North Korean Vice Foreign Minister Ri Thae Song has said that South Korea’s call to declare a formal end to the Korean War is “premature” as there is no guarantee that it would lead to the withdrawal of “U.S. hostile policy” towards Pyongyang, North Korean KCNA state media reported. South Korean President Moon Jae-in on Tuesday repeated a call for a formal end to the Korean War, which ended in a ceasefire in 1953, in an address to the U.N. General Assembly, proposing “that the two Koreas with the U.S., or with the U.S. and China, make such a declaration,” Reuters reports.

Kim Yo-jong, the influential sister of North Korean leader Kim Jong-un, later said that North Korea are willing to resume talks with South Korea if it ends its “hostile policies.” Kim Yo-jong was responding to a renewed call from the South to officially declare an end to the Korean War, which was initially dismissed by the vice foreign minister. Yo-jong said that the idea was “admirable,” however first “what needs to be dropped is the double-dealing attitudes, illogical prejudice, bad habits and hostile stand of justifying their own acts while faulting our just exercise of the right to self-defense.” “Only when such a precondition is met, would it be possible to sit face to face and declare the significant termination of war,” Yo-jung’s statement read. BBC News reports.

Clashes between Yemen’s Houthi rebels and pro-government forces this week have killed 35 individuals from both sides, tribal leaders and security officials have said.
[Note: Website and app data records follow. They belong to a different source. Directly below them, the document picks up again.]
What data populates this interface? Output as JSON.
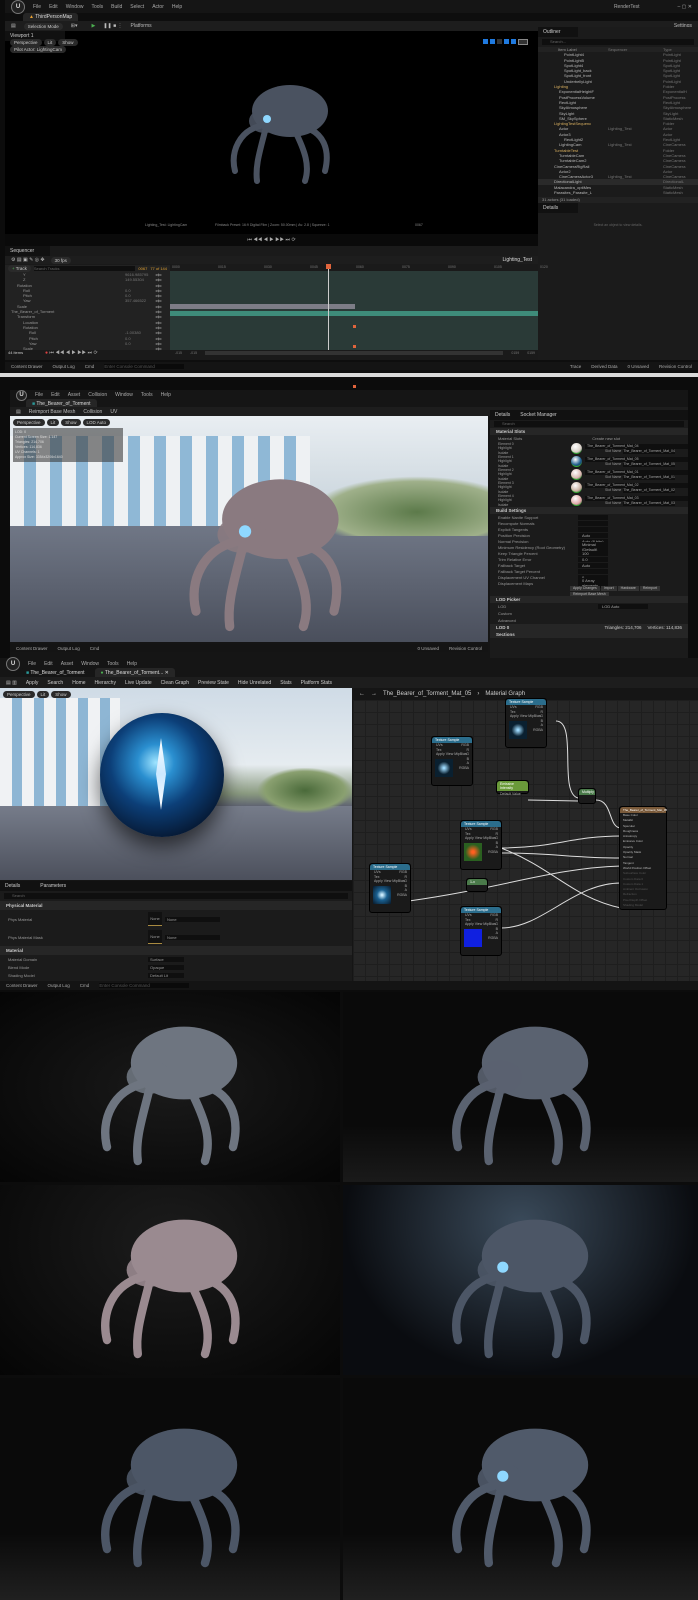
{
  "shot1": {
    "menu": [
      "File",
      "Edit",
      "Window",
      "Tools",
      "Build",
      "Select",
      "Actor",
      "Help"
    ],
    "project": "RenderTest",
    "map_tab": "ThirdPersonMap",
    "selection_mode": "Selection Mode",
    "platforms": "Platforms",
    "settings": "Settings",
    "viewport_tab": "Viewport 1",
    "viewport_buttons": [
      "Perspective",
      "Lit",
      "Show"
    ],
    "pilot": "Pilot Actor: LightingCam",
    "overlay_left": "Lighting_Test: LightingCam",
    "overlay_center": "Filmback Preset: 16:9 Digital Film | Zoom: 50.00mm | Av: 2.8 | Squeeze: 1",
    "overlay_right": "0067",
    "outliner": {
      "title": "Outliner",
      "search_placeholder": "Search...",
      "columns": [
        "Item Label",
        "Sequencer",
        "Type"
      ],
      "items": [
        {
          "label": "PointLight4",
          "seq": "",
          "type": "PointLight",
          "indent": 4
        },
        {
          "label": "PointLight5",
          "seq": "",
          "type": "PointLight",
          "indent": 4
        },
        {
          "label": "SpotLight4",
          "seq": "",
          "type": "SpotLight",
          "indent": 4
        },
        {
          "label": "SpotLight_back",
          "seq": "",
          "type": "SpotLight",
          "indent": 4
        },
        {
          "label": "SpotLight_front",
          "seq": "",
          "type": "SpotLight",
          "indent": 4
        },
        {
          "label": "UnderbellyLight",
          "seq": "",
          "type": "PointLight",
          "indent": 4
        },
        {
          "label": "Lighting",
          "seq": "",
          "type": "Folder",
          "indent": 2
        },
        {
          "label": "ExponentialHeightF",
          "seq": "",
          "type": "ExponentialH",
          "indent": 3
        },
        {
          "label": "PostProcessVolume",
          "seq": "",
          "type": "PostProcess",
          "indent": 3
        },
        {
          "label": "RectLight",
          "seq": "",
          "type": "RectLight",
          "indent": 3
        },
        {
          "label": "SkyAtmosphere",
          "seq": "",
          "type": "SkyAtmosphere",
          "indent": 3
        },
        {
          "label": "SkyLight",
          "seq": "",
          "type": "SkyLight",
          "indent": 3
        },
        {
          "label": "SM_SkySphere",
          "seq": "",
          "type": "StaticMesh",
          "indent": 3
        },
        {
          "label": "LightingTestSequenc",
          "seq": "",
          "type": "Folder",
          "indent": 2
        },
        {
          "label": "Actor",
          "seq": "Lighting_Test",
          "type": "Actor",
          "indent": 3
        },
        {
          "label": "Actor3",
          "seq": "",
          "type": "Actor",
          "indent": 3
        },
        {
          "label": "RectLight2",
          "seq": "",
          "type": "RectLight",
          "indent": 4
        },
        {
          "label": "LightingCam",
          "seq": "Lighting_Test",
          "type": "CineCamera",
          "indent": 3
        },
        {
          "label": "TurntableTest",
          "seq": "",
          "type": "Folder",
          "indent": 2
        },
        {
          "label": "TurntableCam",
          "seq": "",
          "type": "CineCamera",
          "indent": 3
        },
        {
          "label": "TurntableCam2",
          "seq": "",
          "type": "CineCamera",
          "indent": 3
        },
        {
          "label": "CineCameraRigRail",
          "seq": "",
          "type": "CineCamera",
          "indent": 2
        },
        {
          "label": "Actor2",
          "seq": "",
          "type": "Actor",
          "indent": 3
        },
        {
          "label": "CineCameraActor3",
          "seq": "Lighting_Test",
          "type": "CineCamera",
          "indent": 3
        },
        {
          "label": "DirectionalLight",
          "seq": "",
          "type": "DirectionalL",
          "indent": 2
        },
        {
          "label": "Malacandra_optiMes",
          "seq": "",
          "type": "StaticMesh",
          "indent": 2
        },
        {
          "label": "Parasites_Parasite_L",
          "seq": "",
          "type": "StaticMesh",
          "indent": 2
        }
      ],
      "count": "31 actors (31 loaded)"
    },
    "details": {
      "title": "Details",
      "empty": "Select an object to view details."
    },
    "sequencer": {
      "tab": "Sequencer",
      "fps": "30 fps",
      "add_track": "Track",
      "search_placeholder": "Search Tracks",
      "frame": "0067",
      "frame_of": "77 of 144",
      "sequence_name": "Lighting_Test",
      "tracks": [
        {
          "label": "Y",
          "value": "9616.985795",
          "indent": 2
        },
        {
          "label": "Z",
          "value": "149.55304",
          "indent": 2
        },
        {
          "label": "Rotation",
          "value": "",
          "indent": 1
        },
        {
          "label": "Roll",
          "value": "0.0",
          "indent": 2
        },
        {
          "label": "Pitch",
          "value": "0.0",
          "indent": 2
        },
        {
          "label": "Yaw",
          "value": "357.466522",
          "indent": 2
        },
        {
          "label": "Scale",
          "value": "",
          "indent": 1
        },
        {
          "label": "The_Bearer_of_Torment",
          "value": "",
          "indent": 0
        },
        {
          "label": "Transform",
          "value": "",
          "indent": 1
        },
        {
          "label": "Location",
          "value": "",
          "indent": 2
        },
        {
          "label": "Rotation",
          "value": "",
          "indent": 2
        },
        {
          "label": "Roll",
          "value": "-1.00380",
          "indent": 3
        },
        {
          "label": "Pitch",
          "value": "0.0",
          "indent": 3
        },
        {
          "label": "Yaw",
          "value": "0.0",
          "indent": 3
        },
        {
          "label": "Scale",
          "value": "",
          "indent": 2
        }
      ],
      "item_count": "44 items",
      "ruler": [
        "0000",
        "0015",
        "0030",
        "0045",
        "0060",
        "0075",
        "0090",
        "0105",
        "0120"
      ],
      "range_start": "-015",
      "range_start2": "-015",
      "range_end": "0159",
      "range_end2": "0159"
    },
    "status": {
      "content_drawer": "Content Drawer",
      "output_log": "Output Log",
      "cmd": "Cmd",
      "console_placeholder": "Enter Console Command",
      "trace": "Trace",
      "derived_data": "Derived Data",
      "unsaved": "0 Unsaved",
      "revision": "Revision Control"
    }
  },
  "shot2": {
    "menu": [
      "File",
      "Edit",
      "Asset",
      "Collision",
      "Window",
      "Tools",
      "Help"
    ],
    "asset_tab": "The_Bearer_of_Torment",
    "toolbar": [
      "Reimport Base Mesh",
      "Collision",
      "UV"
    ],
    "viewport_buttons": [
      "Perspective",
      "Lit",
      "Show",
      "LOD Auto"
    ],
    "stats": [
      "LOD: 0",
      "Current Screen Size: 1.147",
      "Triangles: 214,706",
      "Vertices: 114,836",
      "UV Channels: 1",
      "Approx Size: 3354x3206x1640"
    ],
    "details_tab": "Details",
    "socket_tab": "Socket Manager",
    "search_placeholder": "Search",
    "material_slots": {
      "title": "Material Slots",
      "label": "Material Slots",
      "button": "Create new slot",
      "elements": [
        {
          "name": "Element 0",
          "material": "The_Bearer_of_Torment_Mat_04",
          "slot": "The_Bearer_of_Torment_Mat_04",
          "tint": "#d8d0c8"
        },
        {
          "name": "Element 1",
          "material": "The_Bearer_of_Torment_Mat_05",
          "slot": "The_Bearer_of_Torment_Mat_05",
          "tint": "#1a5a8a"
        },
        {
          "name": "Element 2",
          "material": "The_Bearer_of_Torment_Mat_01",
          "slot": "The_Bearer_of_Torment_Mat_01",
          "tint": "#d9b8b0"
        },
        {
          "name": "Element 3",
          "material": "The_Bearer_of_Torment_Mat_02",
          "slot": "The_Bearer_of_Torment_Mat_02",
          "tint": "#c8b0a0"
        },
        {
          "name": "Element 4",
          "material": "The_Bearer_of_Torment_Mat_03",
          "slot": "The_Bearer_of_Torment_Mat_03",
          "tint": "#e0a8a8"
        }
      ],
      "highlight": "Highlight",
      "isolate": "Isolate",
      "slot_name": "Slot Name"
    },
    "build_settings": {
      "title": "Build Settings",
      "rows": [
        {
          "label": "Enable Nanite Support",
          "value": ""
        },
        {
          "label": "Recompute Normals",
          "value": ""
        },
        {
          "label": "Explicit Tangents",
          "value": ""
        },
        {
          "label": "Position Precision",
          "value": "Auto"
        },
        {
          "label": "Normal Precision",
          "value": "Auto (8 bits)"
        },
        {
          "label": "Minimum Residency (Root Geometry)",
          "value": "Minimal (Default)"
        },
        {
          "label": "Keep Triangle Percent",
          "value": "100"
        },
        {
          "label": "Trim Relative Error",
          "value": "0.0"
        },
        {
          "label": "Fallback Target",
          "value": "Auto"
        },
        {
          "label": "Fallback Target Percent",
          "value": ""
        },
        {
          "label": "Displacement UV Channel",
          "value": "0"
        },
        {
          "label": "Displacement Maps",
          "value": "0 Array elements"
        }
      ],
      "buttons": [
        "Apply Changes",
        "Import",
        "Hardware",
        "Reimport",
        "Reimport Base Mesh"
      ]
    },
    "lod_picker": {
      "title": "LOD Picker",
      "lod_label": "LOD",
      "lod_value": "LOD Auto",
      "custom": "Custom"
    },
    "advanced": "Advanced",
    "lod0": {
      "title": "LOD 0",
      "tris": "Triangles: 214,706",
      "verts": "Vertices: 114,836"
    },
    "sections": "Sections",
    "status": {
      "content_drawer": "Content Drawer",
      "output_log": "Output Log",
      "cmd": "Cmd",
      "unsaved": "0 Unsaved",
      "revision": "Revision Control"
    }
  },
  "shot3": {
    "menu": [
      "File",
      "Edit",
      "Asset",
      "Window",
      "Tools",
      "Help"
    ],
    "tabs": [
      "The_Bearer_of_Torment",
      "The_Bearer_of_Torment..."
    ],
    "toolbar": [
      "Apply",
      "Search",
      "Home",
      "Hierarchy",
      "Live Update",
      "Clean Graph",
      "Preview State",
      "Hide Unrelated",
      "Stats",
      "Platform Stats"
    ],
    "viewport_buttons": [
      "Perspective",
      "Lit",
      "Show"
    ],
    "details_tab": "Details",
    "parameters_tab": "Parameters",
    "search_placeholder": "Search",
    "physical_material": {
      "title": "Physical Material",
      "rows": [
        {
          "label": "Phys Material",
          "thumb": "None",
          "value": "None"
        },
        {
          "label": "Phys Material Mask",
          "thumb": "None",
          "value": "None"
        }
      ]
    },
    "material": {
      "title": "Material",
      "rows": [
        {
          "label": "Material Domain",
          "value": "Surface"
        },
        {
          "label": "Blend Mode",
          "value": "Opaque"
        },
        {
          "label": "Shading Model",
          "value": "Default Lit"
        }
      ]
    },
    "breadcrumb": {
      "asset": "The_Bearer_of_Torment_Mat_05",
      "graph": "Material Graph"
    },
    "nodes": {
      "texture_sample": "Texture Sample",
      "pins": [
        "UVs",
        "Tex",
        "Apply View MipBias"
      ],
      "outputs": [
        "RGB",
        "R",
        "G",
        "B",
        "A",
        "RGBA"
      ],
      "multiply": "Multiply",
      "scalar": "Emissive Intensity",
      "scalar_value": "Default Value",
      "one_minus": "1-x",
      "result": "The_Bearer_of_Torment_Mat_05",
      "result_pins": [
        "Base Color",
        "Metallic",
        "Specular",
        "Roughness",
        "Anisotropy",
        "Emissive Color",
        "Opacity",
        "Opacity Mask",
        "Normal",
        "Tangent",
        "World Position Offset",
        "Subsurface Color",
        "Custom Data 0",
        "Custom Data 1",
        "Ambient Occlusion",
        "Refraction",
        "Pixel Depth Offset",
        "Shading Model"
      ]
    },
    "status": {
      "content_drawer": "Content Drawer",
      "output_log": "Output Log",
      "cmd": "Cmd",
      "console_placeholder": "Enter Console Command"
    }
  },
  "colors": {
    "accent": "#1f7ae0",
    "play": "#4caf50",
    "playhead": "#e0643c",
    "track": "#3e8c7a",
    "node_header": "#2b6d8c",
    "node_green": "#6a9a3a"
  }
}
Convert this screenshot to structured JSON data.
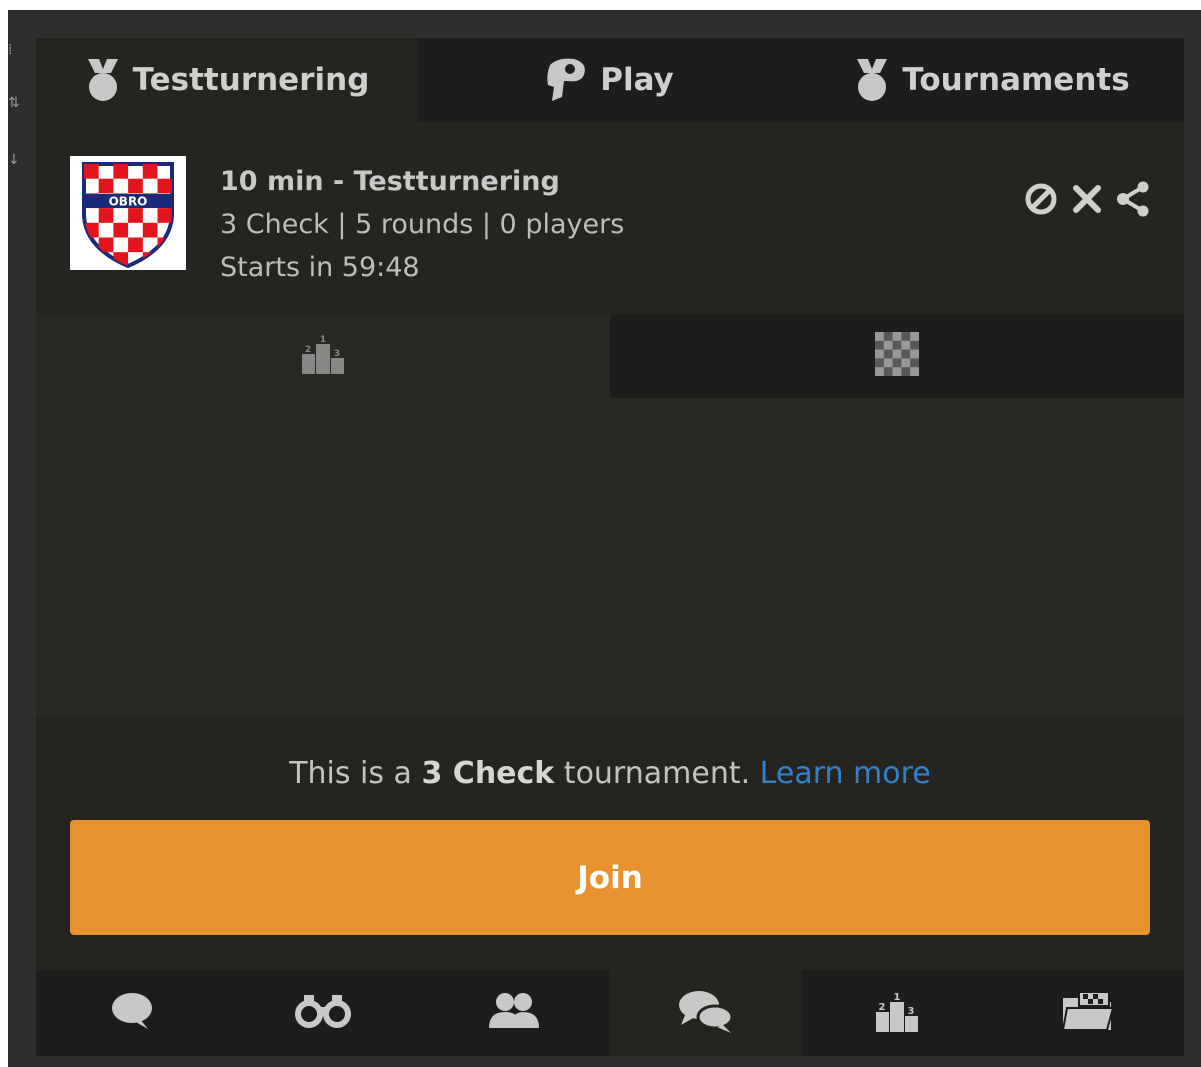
{
  "top_tabs": [
    {
      "label": "Testturnering",
      "icon": "trophy-icon",
      "active": true
    },
    {
      "label": "Play",
      "icon": "pawn-icon",
      "active": false
    },
    {
      "label": "Tournaments",
      "icon": "trophy-icon",
      "active": false
    }
  ],
  "tournament": {
    "logo_text": "OBRO",
    "title": "10 min - Testturnering",
    "details": "3 Check | 5 rounds | 0 players",
    "starts": "Starts in 59:48"
  },
  "actions": [
    "block-icon",
    "close-icon",
    "share-icon"
  ],
  "sub_tabs": [
    {
      "icon": "podium-icon",
      "active": true
    },
    {
      "icon": "chessboard-icon",
      "active": false
    }
  ],
  "variant_note": {
    "prefix": "This is a ",
    "variant": "3 Check",
    "suffix": " tournament. ",
    "link": "Learn more"
  },
  "join_label": "Join",
  "bottom_tabs": [
    {
      "icon": "chat-bubble-icon",
      "active": false
    },
    {
      "icon": "binoculars-icon",
      "active": false
    },
    {
      "icon": "users-icon",
      "active": false
    },
    {
      "icon": "chat-bubbles-icon",
      "active": true
    },
    {
      "icon": "podium-icon",
      "active": false
    },
    {
      "icon": "folder-icon",
      "active": false
    }
  ],
  "colors": {
    "accent": "#e8922f",
    "link": "#3692e7",
    "panel": "#262421"
  }
}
Fighting has flared up this week in the southern province of Shabwa, and the clashes are now on their third day in several districts of the largely government-controlled province. Ahmed Al-Haj reports for AP.

Catalan separatist leader, Carles Puigdemont, wanted by Spain over a failed attempt to win independence for Catalan has been arrested in Italy. The arrest of Puigdemont, on the island of Sardinia, came on a warrant issued by Spain’s Supreme Court on charges of sedition. Puigdemont had fled to Belgium after a banned independence referendum was crushed by Spain four years ago. He travelled to Sardinia, where Italian police were waiting for him at the airport, for a Catalan folklore festival. BBC News reports.


The coronavirus has infected over 42.67 million and has now killed over 684,300 people in the United States, according to data compiled by Johns Hopkins University. Globally, there have been over 230.6 million confirmed coronavirus cases and over 4.72 million deaths. Sergio Hernandez, Sean O’Key, Amanda Watts, Byron Manley and Henrik Pettersson report for CNN.

A map and analysis of the vaccine roll out across the U.S. is available at the New York Times.

A map and analysis of all confirmed cases of the virus in the U.S. is available at the New York Times.

U.S. and worldwide maps tracking the spread of the pandemic are available at the Washington Post.

A state-by-state guide to lockdown measures and reopenings is provided by the New York Times.

Latest updates on the pandemic at the Guardian.